Care providers need to look after themselves as well as others

Howard Larkin

Posted: Monday, November 16, 2020

While physicians are conditioned to manage pressure from their earliest training, the added stress of COVID-19 is creating a burden that is pushing many past their ability to cope. So much so that AAO CEO David W Parke II MD regularly hears from colleagues who are burned out or depressed, including one who was suicidal, he reported at AAO 2020 Virtual.

It’s part of a broader problem in medicine, said Saul Levin MD, CEO and medical director of the American Psychiatric Association. “Our health system was broken before but now it is severely broken.”
The pandemic is taking an even greater toll on Black and Latinex minorities who have less access to care in the best of times, he added.

Dr Levin pointed out that care providers need to look after themselves as well as others – and reach out when they are feeling burned out or depressed. Even taking part in social hour calls at meetings such as the AAO Virtual can help.

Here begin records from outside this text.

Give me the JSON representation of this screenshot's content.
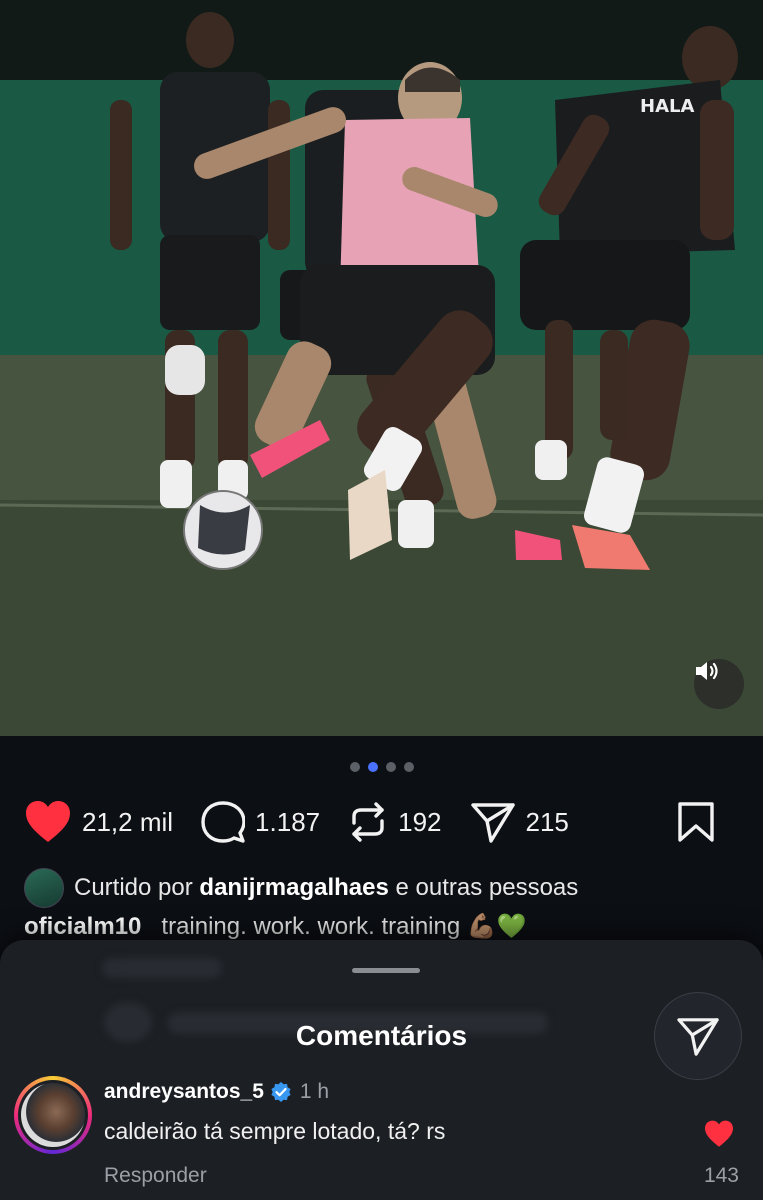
{
  "post": {
    "carousel_pages": 4,
    "carousel_active_index": 1,
    "likes": "21,2 mil",
    "comments": "1.187",
    "reposts": "192",
    "shares": "215",
    "liked_by_prefix": "Curtido por",
    "liked_by_user": "danijrmagalhaes",
    "liked_by_suffix": "e outras pessoas",
    "author": "oficialm10",
    "caption": "training. work. work. training 💪🏽💚",
    "jersey_text": "HALA"
  },
  "comments_sheet": {
    "title": "Comentários",
    "comment": {
      "username": "andreysantos_5",
      "verified": true,
      "time": "1 h",
      "text": "caldeirão tá sempre lotado, tá? rs",
      "reply_label": "Responder",
      "like_count": "143",
      "liked": true
    }
  },
  "colors": {
    "like_red": "#ff3040",
    "accent_blue": "#4a72ff",
    "verified_blue": "#3897f0"
  }
}
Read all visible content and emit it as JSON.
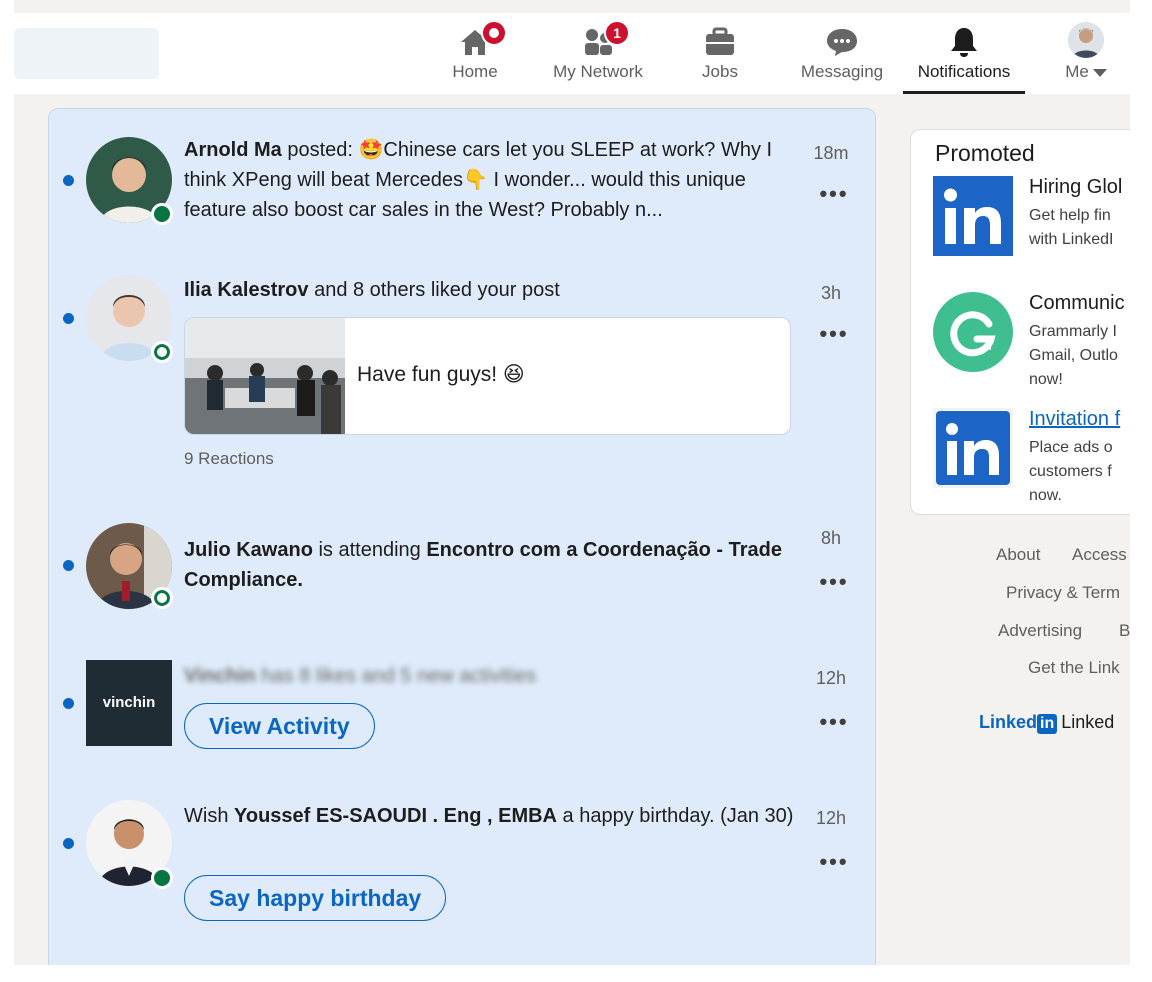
{
  "nav": {
    "items": [
      {
        "label": "Home",
        "icon": "home-icon",
        "badge": "dot"
      },
      {
        "label": "My Network",
        "icon": "network-icon",
        "badge": "1"
      },
      {
        "label": "Jobs",
        "icon": "briefcase-icon"
      },
      {
        "label": "Messaging",
        "icon": "chat-icon"
      },
      {
        "label": "Notifications",
        "icon": "bell-icon",
        "active": true
      },
      {
        "label": "Me",
        "icon": "avatar"
      }
    ],
    "badges": {
      "network": "1"
    }
  },
  "notifications": [
    {
      "actor": "Arnold Ma",
      "action": " posted: ",
      "emoji": "🤩",
      "text": "Chinese cars let you SLEEP at work? Why I think XPeng will beat Mercedes",
      "emoji2": "👇",
      "text2": " I wonder... would this unique feature also boost car sales in the West? Probably n...",
      "time": "18m",
      "more": "•••"
    },
    {
      "actor": "Ilia Kalestrov",
      "action": " and 8 others liked your post",
      "preview_caption": "Have fun guys! 😆",
      "reactions": "9 Reactions",
      "time": "3h",
      "more": "•••"
    },
    {
      "actor": "Julio Kawano",
      "action": " is attending ",
      "event": "Encontro com a Coordenação - Trade Compliance.",
      "time": "8h",
      "more": "•••"
    },
    {
      "actor": "Vinchin",
      "action": " has 8 likes and 5 new activities",
      "logo_text": "vinchin",
      "button": "View Activity",
      "time": "12h",
      "more": "•••"
    },
    {
      "prefix": "Wish ",
      "actor": "Youssef ES-SAOUDI . Eng , EMBA",
      "action": " a happy birthday. (Jan 30)",
      "button": "Say happy birthday",
      "time": "12h",
      "more": "•••"
    }
  ],
  "promoted": {
    "title": "Promoted",
    "items": [
      {
        "headline": "Hiring Glol",
        "body": [
          "Get help fin",
          "with LinkedI"
        ],
        "logo": "linkedin-logo"
      },
      {
        "headline": "Communic",
        "body": [
          "Grammarly I",
          "Gmail, Outlo",
          "now!"
        ],
        "logo": "grammarly-logo"
      },
      {
        "headline": "Invitation f",
        "body": [
          "Place ads o",
          "customers f",
          "now."
        ],
        "logo": "linkedin-logo"
      }
    ]
  },
  "footer": {
    "links": [
      "About",
      "Access",
      "Privacy & Term",
      "Advertising",
      "B",
      "Get the Link"
    ],
    "brand_wordmark": "Linked",
    "brand_in": "in",
    "brand_text": "Linked"
  },
  "colors": {
    "accent": "#0a66c2",
    "badge": "#cb112d",
    "online": "#057642",
    "unread_bg": "#dfebfa"
  }
}
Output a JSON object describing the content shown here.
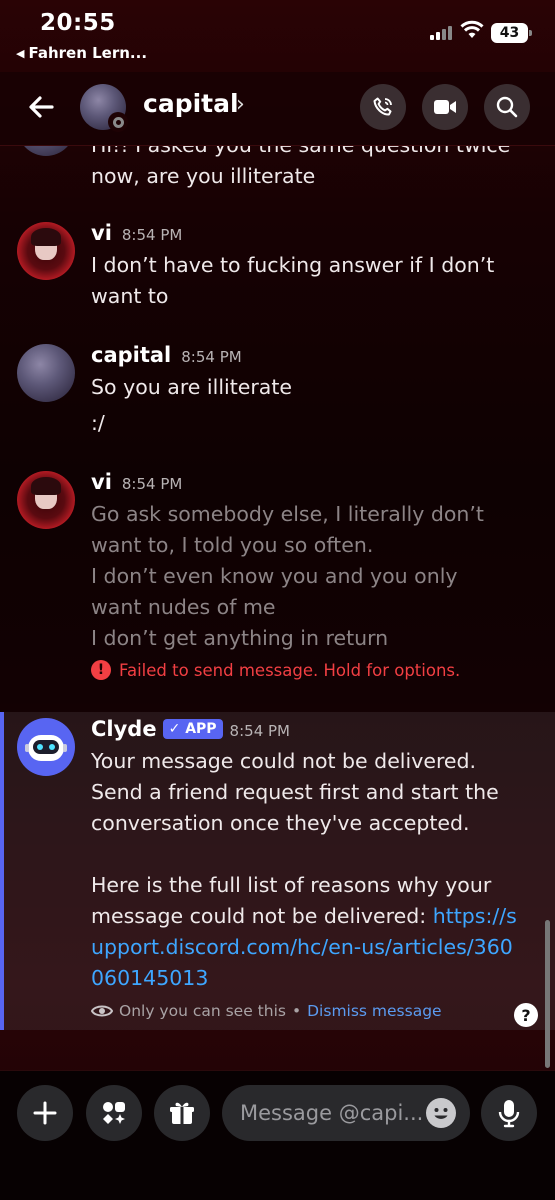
{
  "status_bar": {
    "time": "20:55",
    "back_app": "Fahren Lern...",
    "battery": "43"
  },
  "header": {
    "channel": "capital",
    "chevron": "›"
  },
  "messages": {
    "partial": {
      "line1": "Hi!! I asked you the same question twice",
      "line2": "now, are you illiterate"
    },
    "m1": {
      "author": "vi",
      "time": "8:54 PM",
      "text": "I don’t have to fucking answer  if I don’t want to"
    },
    "m2": {
      "author": "capital",
      "time": "8:54 PM",
      "line1": "So you are illiterate",
      "line2": ":/"
    },
    "m3": {
      "author": "vi",
      "time": "8:54 PM",
      "line1": "Go ask somebody else, I literally don’t want to, I told you so often.",
      "line2": "I don’t even know you and you only want nudes of me",
      "line3": "I don’t get anything in return",
      "failed": "Failed to send message. Hold for options."
    },
    "clyde": {
      "author": "Clyde",
      "badge": "APP",
      "time": "8:54 PM",
      "text1": "Your message could not be delivered. Send a friend request first and start the conversation once they've accepted.",
      "text2": "Here is the full list of reasons why your message could not be delivered: ",
      "link": "https://support.discord.com/hc/en-us/articles/360060145013",
      "only_you": "Only you can see this",
      "separator": "•",
      "dismiss": "Dismiss message"
    }
  },
  "composer": {
    "placeholder": "Message @capi..."
  },
  "icons": {
    "back": "arrow-left-icon",
    "call": "phone-icon",
    "video": "video-camera-icon",
    "search": "search-icon",
    "add": "plus-icon",
    "apps": "apps-icon",
    "gift": "gift-icon",
    "emoji": "emoji-icon",
    "mic": "microphone-icon",
    "failed": "exclamation-icon",
    "eye": "eye-icon",
    "help": "question-icon"
  },
  "colors": {
    "accent": "#5865f2",
    "error": "#f23f43",
    "link": "#3ea6ff"
  }
}
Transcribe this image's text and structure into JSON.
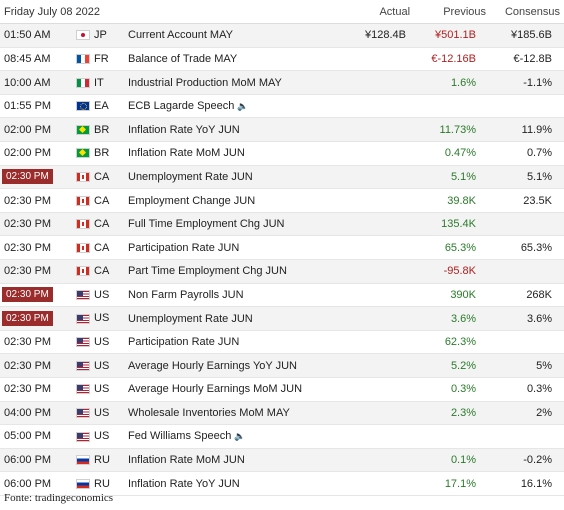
{
  "header": {
    "date": "Friday July 08 2022",
    "actual": "Actual",
    "previous": "Previous",
    "consensus": "Consensus"
  },
  "colors": {
    "highlight": "#9b2c2c",
    "positive": "#2a7a2a",
    "negative": "#b02020"
  },
  "rows": [
    {
      "time": "01:50 AM",
      "hl": false,
      "country": "JP",
      "flag": "flag-jp",
      "event": "Current Account MAY",
      "speech": false,
      "actual": "¥128.4B",
      "previous": "¥501.1B",
      "prev_color": "red",
      "consensus": "¥185.6B"
    },
    {
      "time": "08:45 AM",
      "hl": false,
      "country": "FR",
      "flag": "flag-fr",
      "event": "Balance of Trade MAY",
      "speech": false,
      "actual": "",
      "previous": "€-12.16B",
      "prev_color": "red",
      "consensus": "€-12.8B"
    },
    {
      "time": "10:00 AM",
      "hl": false,
      "country": "IT",
      "flag": "flag-it",
      "event": "Industrial Production MoM MAY",
      "speech": false,
      "actual": "",
      "previous": "1.6%",
      "prev_color": "green",
      "consensus": "-1.1%"
    },
    {
      "time": "01:55 PM",
      "hl": false,
      "country": "EA",
      "flag": "flag-ea",
      "event": "ECB Lagarde Speech",
      "speech": true,
      "actual": "",
      "previous": "",
      "prev_color": "plain",
      "consensus": ""
    },
    {
      "time": "02:00 PM",
      "hl": false,
      "country": "BR",
      "flag": "flag-br",
      "event": "Inflation Rate YoY JUN",
      "speech": false,
      "actual": "",
      "previous": "11.73%",
      "prev_color": "green",
      "consensus": "11.9%"
    },
    {
      "time": "02:00 PM",
      "hl": false,
      "country": "BR",
      "flag": "flag-br",
      "event": "Inflation Rate MoM JUN",
      "speech": false,
      "actual": "",
      "previous": "0.47%",
      "prev_color": "green",
      "consensus": "0.7%"
    },
    {
      "time": "02:30 PM",
      "hl": true,
      "country": "CA",
      "flag": "flag-ca",
      "event": "Unemployment Rate JUN",
      "speech": false,
      "actual": "",
      "previous": "5.1%",
      "prev_color": "green",
      "consensus": "5.1%"
    },
    {
      "time": "02:30 PM",
      "hl": false,
      "country": "CA",
      "flag": "flag-ca",
      "event": "Employment Change JUN",
      "speech": false,
      "actual": "",
      "previous": "39.8K",
      "prev_color": "green",
      "consensus": "23.5K"
    },
    {
      "time": "02:30 PM",
      "hl": false,
      "country": "CA",
      "flag": "flag-ca",
      "event": "Full Time Employment Chg JUN",
      "speech": false,
      "actual": "",
      "previous": "135.4K",
      "prev_color": "green",
      "consensus": ""
    },
    {
      "time": "02:30 PM",
      "hl": false,
      "country": "CA",
      "flag": "flag-ca",
      "event": "Participation Rate JUN",
      "speech": false,
      "actual": "",
      "previous": "65.3%",
      "prev_color": "green",
      "consensus": "65.3%"
    },
    {
      "time": "02:30 PM",
      "hl": false,
      "country": "CA",
      "flag": "flag-ca",
      "event": "Part Time Employment Chg JUN",
      "speech": false,
      "actual": "",
      "previous": "-95.8K",
      "prev_color": "red",
      "consensus": ""
    },
    {
      "time": "02:30 PM",
      "hl": true,
      "country": "US",
      "flag": "flag-us",
      "event": "Non Farm Payrolls JUN",
      "speech": false,
      "actual": "",
      "previous": "390K",
      "prev_color": "green",
      "consensus": "268K"
    },
    {
      "time": "02:30 PM",
      "hl": true,
      "country": "US",
      "flag": "flag-us",
      "event": "Unemployment Rate JUN",
      "speech": false,
      "actual": "",
      "previous": "3.6%",
      "prev_color": "green",
      "consensus": "3.6%"
    },
    {
      "time": "02:30 PM",
      "hl": false,
      "country": "US",
      "flag": "flag-us",
      "event": "Participation Rate JUN",
      "speech": false,
      "actual": "",
      "previous": "62.3%",
      "prev_color": "green",
      "consensus": ""
    },
    {
      "time": "02:30 PM",
      "hl": false,
      "country": "US",
      "flag": "flag-us",
      "event": "Average Hourly Earnings YoY JUN",
      "speech": false,
      "actual": "",
      "previous": "5.2%",
      "prev_color": "green",
      "consensus": "5%"
    },
    {
      "time": "02:30 PM",
      "hl": false,
      "country": "US",
      "flag": "flag-us",
      "event": "Average Hourly Earnings MoM JUN",
      "speech": false,
      "actual": "",
      "previous": "0.3%",
      "prev_color": "green",
      "consensus": "0.3%"
    },
    {
      "time": "04:00 PM",
      "hl": false,
      "country": "US",
      "flag": "flag-us",
      "event": "Wholesale Inventories MoM MAY",
      "speech": false,
      "actual": "",
      "previous": "2.3%",
      "prev_color": "green",
      "consensus": "2%"
    },
    {
      "time": "05:00 PM",
      "hl": false,
      "country": "US",
      "flag": "flag-us",
      "event": "Fed Williams Speech",
      "speech": true,
      "actual": "",
      "previous": "",
      "prev_color": "plain",
      "consensus": ""
    },
    {
      "time": "06:00 PM",
      "hl": false,
      "country": "RU",
      "flag": "flag-ru",
      "event": "Inflation Rate MoM JUN",
      "speech": false,
      "actual": "",
      "previous": "0.1%",
      "prev_color": "green",
      "consensus": "-0.2%"
    },
    {
      "time": "06:00 PM",
      "hl": false,
      "country": "RU",
      "flag": "flag-ru",
      "event": "Inflation Rate YoY JUN",
      "speech": false,
      "actual": "",
      "previous": "17.1%",
      "prev_color": "green",
      "consensus": "16.1%"
    }
  ],
  "source": "Fonte: tradingeconomics"
}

He recommended that everyone stop and consider who they can reach out to when they are feeling stressed, and pointed out some warning signs to watch for.

If you hear a colleague – or yourself – say “I feel like I can’t go on,” take it as a sign of impending burnout or even depression, which often go together, Dr Levin said. “If you hear someone say ‘I want to die,’ do not get off the phone.” Make sure your colleague has someone to talk to, and make a contract with them that they will not do anything until the next morning.

Recommend a spouse or counsellor or suicide hotline, but do not ignore it. Stay in regular contact, even if it feels awkward.
“It takes great courage,” but it does help, Dr Levin said.